● **Aim of the task**: Check every line in the listing below for "ffffff". Copy the ones where it occurs.

----

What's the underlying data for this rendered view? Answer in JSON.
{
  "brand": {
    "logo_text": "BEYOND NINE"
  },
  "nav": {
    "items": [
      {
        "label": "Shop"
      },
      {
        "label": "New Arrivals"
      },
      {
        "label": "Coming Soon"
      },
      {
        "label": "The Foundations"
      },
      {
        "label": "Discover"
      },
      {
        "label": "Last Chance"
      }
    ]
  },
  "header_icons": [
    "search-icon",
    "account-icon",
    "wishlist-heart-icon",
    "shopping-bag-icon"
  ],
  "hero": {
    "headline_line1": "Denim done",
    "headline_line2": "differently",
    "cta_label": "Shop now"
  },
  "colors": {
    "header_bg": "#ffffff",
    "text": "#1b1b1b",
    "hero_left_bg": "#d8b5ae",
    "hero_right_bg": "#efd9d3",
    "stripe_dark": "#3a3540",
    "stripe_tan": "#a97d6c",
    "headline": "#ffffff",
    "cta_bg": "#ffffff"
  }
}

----

● **The answer**:
    "header_bg": "#ffffff",
    "headline": "#ffffff",
    "cta_bg": "#ffffff"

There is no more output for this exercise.